(Excerpts from an interface dataset)
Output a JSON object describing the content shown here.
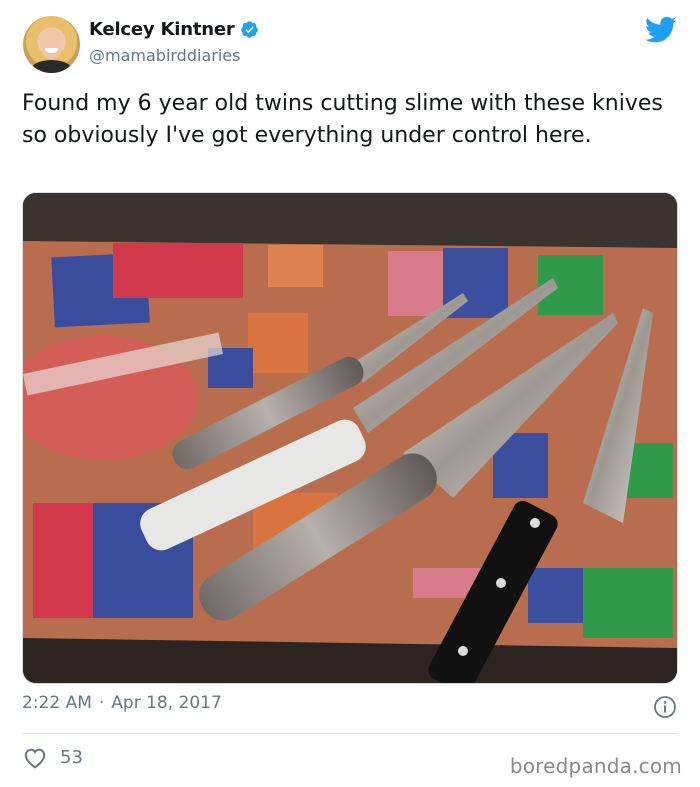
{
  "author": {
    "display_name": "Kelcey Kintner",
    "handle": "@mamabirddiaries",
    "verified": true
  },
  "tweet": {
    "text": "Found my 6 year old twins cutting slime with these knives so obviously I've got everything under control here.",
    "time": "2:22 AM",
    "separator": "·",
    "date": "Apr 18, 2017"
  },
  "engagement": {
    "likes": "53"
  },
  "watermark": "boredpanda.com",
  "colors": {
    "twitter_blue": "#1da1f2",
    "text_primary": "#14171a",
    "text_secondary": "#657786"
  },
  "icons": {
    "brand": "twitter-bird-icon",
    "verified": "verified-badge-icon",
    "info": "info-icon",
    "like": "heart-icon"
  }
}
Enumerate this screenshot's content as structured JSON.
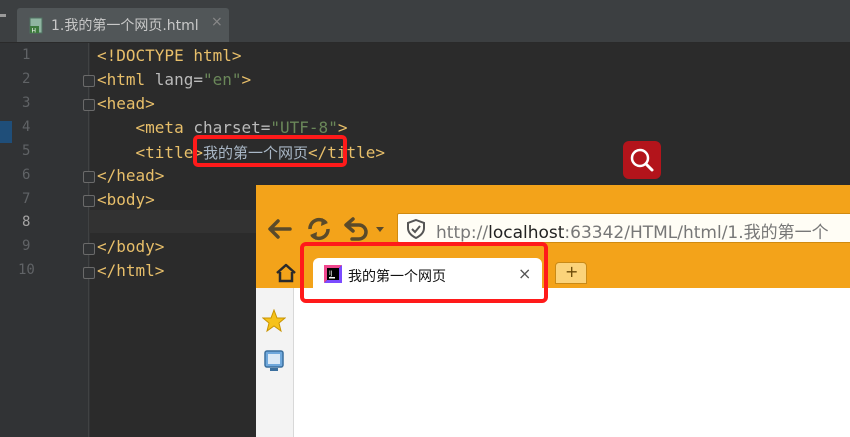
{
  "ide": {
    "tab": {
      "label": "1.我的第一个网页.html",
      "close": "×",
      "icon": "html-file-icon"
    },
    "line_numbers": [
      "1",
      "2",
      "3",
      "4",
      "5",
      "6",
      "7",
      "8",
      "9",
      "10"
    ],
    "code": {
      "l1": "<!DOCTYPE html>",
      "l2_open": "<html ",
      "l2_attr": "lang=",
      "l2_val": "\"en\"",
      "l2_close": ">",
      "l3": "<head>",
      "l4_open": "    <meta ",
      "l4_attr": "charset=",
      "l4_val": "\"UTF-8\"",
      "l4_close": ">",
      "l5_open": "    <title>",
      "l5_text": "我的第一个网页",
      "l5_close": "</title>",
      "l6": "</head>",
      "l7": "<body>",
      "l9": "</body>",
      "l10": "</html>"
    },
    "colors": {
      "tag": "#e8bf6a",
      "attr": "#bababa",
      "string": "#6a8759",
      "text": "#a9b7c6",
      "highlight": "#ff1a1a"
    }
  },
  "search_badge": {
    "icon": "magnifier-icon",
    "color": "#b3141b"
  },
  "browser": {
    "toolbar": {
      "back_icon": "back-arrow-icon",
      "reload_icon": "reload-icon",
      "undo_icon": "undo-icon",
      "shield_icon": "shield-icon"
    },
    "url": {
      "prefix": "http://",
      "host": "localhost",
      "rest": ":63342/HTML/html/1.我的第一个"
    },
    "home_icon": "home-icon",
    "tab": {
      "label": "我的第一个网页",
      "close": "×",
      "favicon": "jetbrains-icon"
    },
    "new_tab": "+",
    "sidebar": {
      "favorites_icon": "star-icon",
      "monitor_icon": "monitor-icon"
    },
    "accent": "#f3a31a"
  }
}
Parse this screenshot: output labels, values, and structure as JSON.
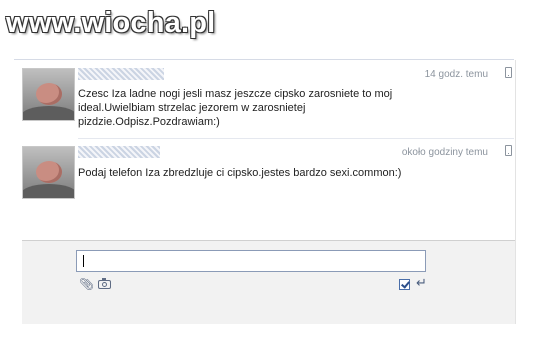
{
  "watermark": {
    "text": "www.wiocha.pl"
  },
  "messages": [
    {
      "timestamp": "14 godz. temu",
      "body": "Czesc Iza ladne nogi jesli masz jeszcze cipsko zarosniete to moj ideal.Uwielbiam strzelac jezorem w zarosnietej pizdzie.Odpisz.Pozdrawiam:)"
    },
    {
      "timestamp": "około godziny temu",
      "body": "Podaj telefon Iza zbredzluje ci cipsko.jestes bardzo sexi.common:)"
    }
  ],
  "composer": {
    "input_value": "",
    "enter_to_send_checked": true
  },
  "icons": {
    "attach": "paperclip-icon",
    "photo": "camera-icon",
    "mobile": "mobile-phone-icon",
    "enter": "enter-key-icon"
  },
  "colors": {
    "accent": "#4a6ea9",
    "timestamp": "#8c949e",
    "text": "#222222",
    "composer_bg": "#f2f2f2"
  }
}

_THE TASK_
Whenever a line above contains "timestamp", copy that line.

_TASK RESPONSE_
      "timestamp": "14 godz. temu",
      "timestamp": "około godziny temu",
    "timestamp": "#8c949e",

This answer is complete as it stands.